Lucid Illusions is a rock trio from Houston, TX, which creates punkish hard rock. “No Directions” is a complicated new single from the group’s self-titled album.
Jordan Lane sings and plays guitar for the outfit. He asks, “How am I supposed to feel, when nothing in this life feels real?” The song title suggests no direction, and the song’s words support this directionless life.
Although Lucid Illusions doesn’t mention it as an influence, one can hear the strong impact of the band Green Day on this song. Granted, the vocal is not snotty, the way Green Day singer Billie Joe Armstrong’s singing often is, but the way Lane vocalizes – his phrasing, in particular – brings Armstrong immediately to mind. The song’s arrangement also sounds a whole lot like a Green Day song. It’s a stripped down, guitar, bass and drums track, without a whole lot of other sonic bells and whistles thrown in.
Toward the track’s end, the song is slowed down to a much more methodical pace. This sonic backstep makes the band sound more like a classic rock band, than a punk group. It’s also an unusual tactic because the song is only 2:38 long. One wouldn’t expect much dynamic variation within such a short track, but Lucid Illusions wants the listener to expect the unexpected, or so it appears. When the beat slows down, the sharp guitar hook becomes a lumbering hard rock riff.
Having no directions is just another way of admitting one is lost. Lane doesn’t tell us exactly how he’s lost. It may be spiritual. It might be more philosophical. Then again, this feeling could just be related to the band’s career. Back before the digitalization of music, there was a relatively clear path to music career success. For a band, you would craft your songs, perfect them live and build up an audience. Once you had a substantial audience, one that followed you enthusiastically, you’d then try and attract record executives with the hopes of being signed by a label. Once on a label, the push would be to get your music played on radio. The path is not nearly so clear cut these days. Yes, bands need to perfect their songs live and build an audience; but getting signed to a label may no longer be as big a goal. Instead, groups might choose to crowd-fund an album and self-release it. Also, it’s probably more important to procure streaming on platforms like Spotify or YouTube, rather than terrestrial radio. Nevertheless, radio hits never hurt.

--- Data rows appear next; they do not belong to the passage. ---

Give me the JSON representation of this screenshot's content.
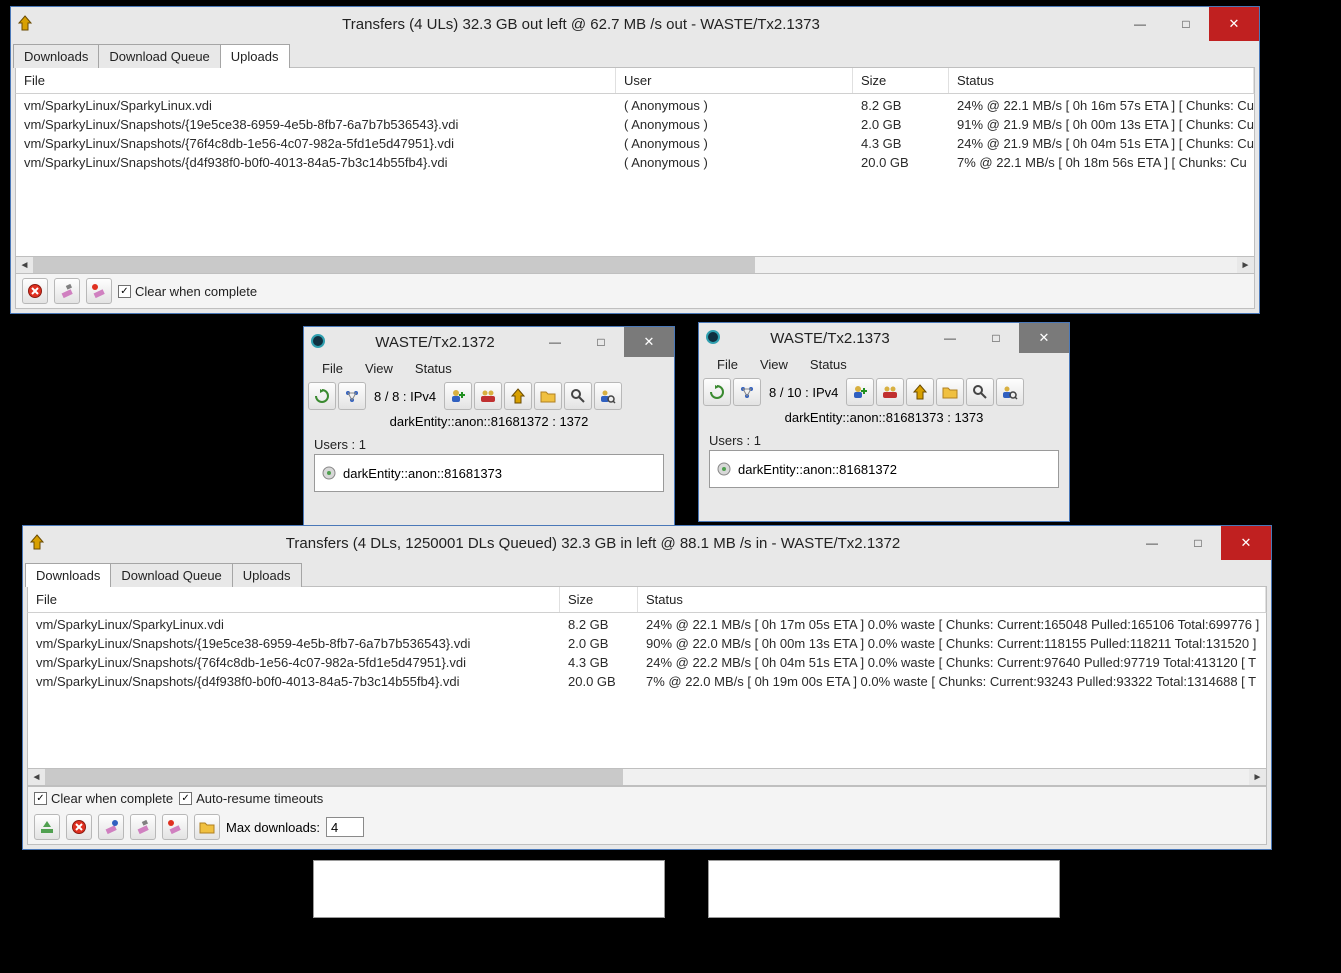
{
  "window1": {
    "title": "Transfers (4 ULs) 32.3 GB out left @ 62.7 MB /s out  - WASTE/Tx2.1373",
    "tabs": [
      "Downloads",
      "Download Queue",
      "Uploads"
    ],
    "activeTab": 2,
    "headers": [
      "File",
      "User",
      "Size",
      "Status"
    ],
    "rows": [
      {
        "file": "vm/SparkyLinux/SparkyLinux.vdi",
        "user": "( Anonymous )",
        "size": "8.2 GB",
        "status": "24% @ 22.1 MB/s [ 0h 16m 57s ETA ] [ Chunks: Cu"
      },
      {
        "file": "vm/SparkyLinux/Snapshots/{19e5ce38-6959-4e5b-8fb7-6a7b7b536543}.vdi",
        "user": "( Anonymous )",
        "size": "2.0 GB",
        "status": "91% @ 21.9 MB/s [ 0h 00m 13s ETA ] [ Chunks: Cu"
      },
      {
        "file": "vm/SparkyLinux/Snapshots/{76f4c8db-1e56-4c07-982a-5fd1e5d47951}.vdi",
        "user": "( Anonymous )",
        "size": "4.3 GB",
        "status": "24% @ 21.9 MB/s [ 0h 04m 51s ETA ] [ Chunks: Cu"
      },
      {
        "file": "vm/SparkyLinux/Snapshots/{d4f938f0-b0f0-4013-84a5-7b3c14b55fb4}.vdi",
        "user": "( Anonymous )",
        "size": "20.0 GB",
        "status": "7% @ 22.1 MB/s [ 0h 18m 56s ETA ] [ Chunks: Cu"
      }
    ],
    "clear_label": "Clear when complete"
  },
  "window2": {
    "title": "WASTE/Tx2.1372",
    "menus": [
      "File",
      "View",
      "Status"
    ],
    "conn": "8 / 8 : IPv4",
    "ident": "darkEntity::anon::81681372 : 1372",
    "users_label": "Users : 1",
    "user_entry": "darkEntity::anon::81681373"
  },
  "window3": {
    "title": "WASTE/Tx2.1373",
    "menus": [
      "File",
      "View",
      "Status"
    ],
    "conn": "8 / 10 : IPv4",
    "ident": "darkEntity::anon::81681373 : 1373",
    "users_label": "Users : 1",
    "user_entry": "darkEntity::anon::81681372"
  },
  "window4": {
    "title": "Transfers (4 DLs, 1250001 DLs Queued) 32.3 GB in left @ 88.1 MB /s in  - WASTE/Tx2.1372",
    "tabs": [
      "Downloads",
      "Download Queue",
      "Uploads"
    ],
    "activeTab": 0,
    "headers": [
      "File",
      "Size",
      "Status"
    ],
    "rows": [
      {
        "file": "vm/SparkyLinux/SparkyLinux.vdi",
        "size": "8.2 GB",
        "status": "24% @ 22.1 MB/s [ 0h 17m 05s ETA ] 0.0% waste [ Chunks: Current:165048 Pulled:165106 Total:699776 ]"
      },
      {
        "file": "vm/SparkyLinux/Snapshots/{19e5ce38-6959-4e5b-8fb7-6a7b7b536543}.vdi",
        "size": "2.0 GB",
        "status": "90% @ 22.0 MB/s [ 0h 00m 13s ETA ] 0.0% waste [ Chunks: Current:118155 Pulled:118211 Total:131520 ]"
      },
      {
        "file": "vm/SparkyLinux/Snapshots/{76f4c8db-1e56-4c07-982a-5fd1e5d47951}.vdi",
        "size": "4.3 GB",
        "status": "24% @ 22.2 MB/s [ 0h 04m 51s ETA ] 0.0% waste [ Chunks: Current:97640 Pulled:97719 Total:413120 [ T"
      },
      {
        "file": "vm/SparkyLinux/Snapshots/{d4f938f0-b0f0-4013-84a5-7b3c14b55fb4}.vdi",
        "size": "20.0 GB",
        "status": "7% @ 22.0 MB/s [ 0h 19m 00s ETA ] 0.0% waste [ Chunks: Current:93243 Pulled:93322 Total:1314688 [ T"
      }
    ],
    "clear_label": "Clear when complete",
    "auto_label": "Auto-resume timeouts",
    "max_dl_label": "Max downloads:",
    "max_dl_value": "4"
  }
}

With all the huge changes in the way rock stars are created these days, it would not be surprising if Lucid Illusions directionless is somehow related to its career aspirations.

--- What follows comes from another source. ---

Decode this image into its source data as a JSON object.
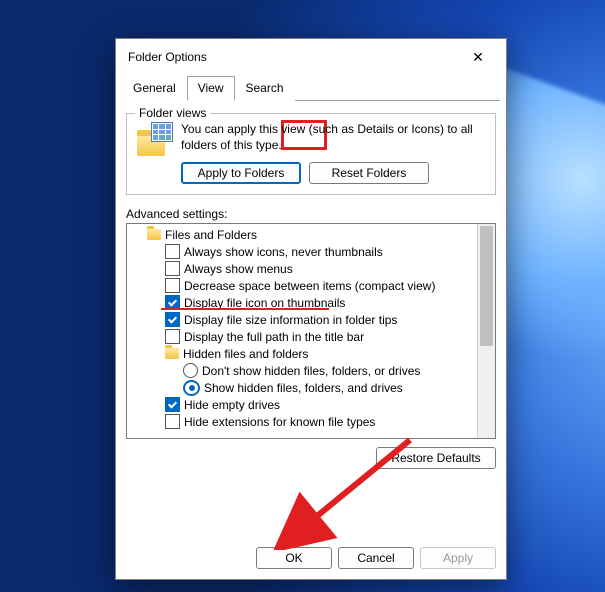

The world is changing so fast these days, directions may be hard to come by and might change in a split second. That’s why Lucid Illusions’ “No Directions” is likely relatable for most. Even the band’s name, Lucid Illusions, hints at the group’s confusion. What’s so good about a song like this song, is the knowledge that someone else might feel like you. If you feel a little lost right about now, well, so does Lucid Illusions.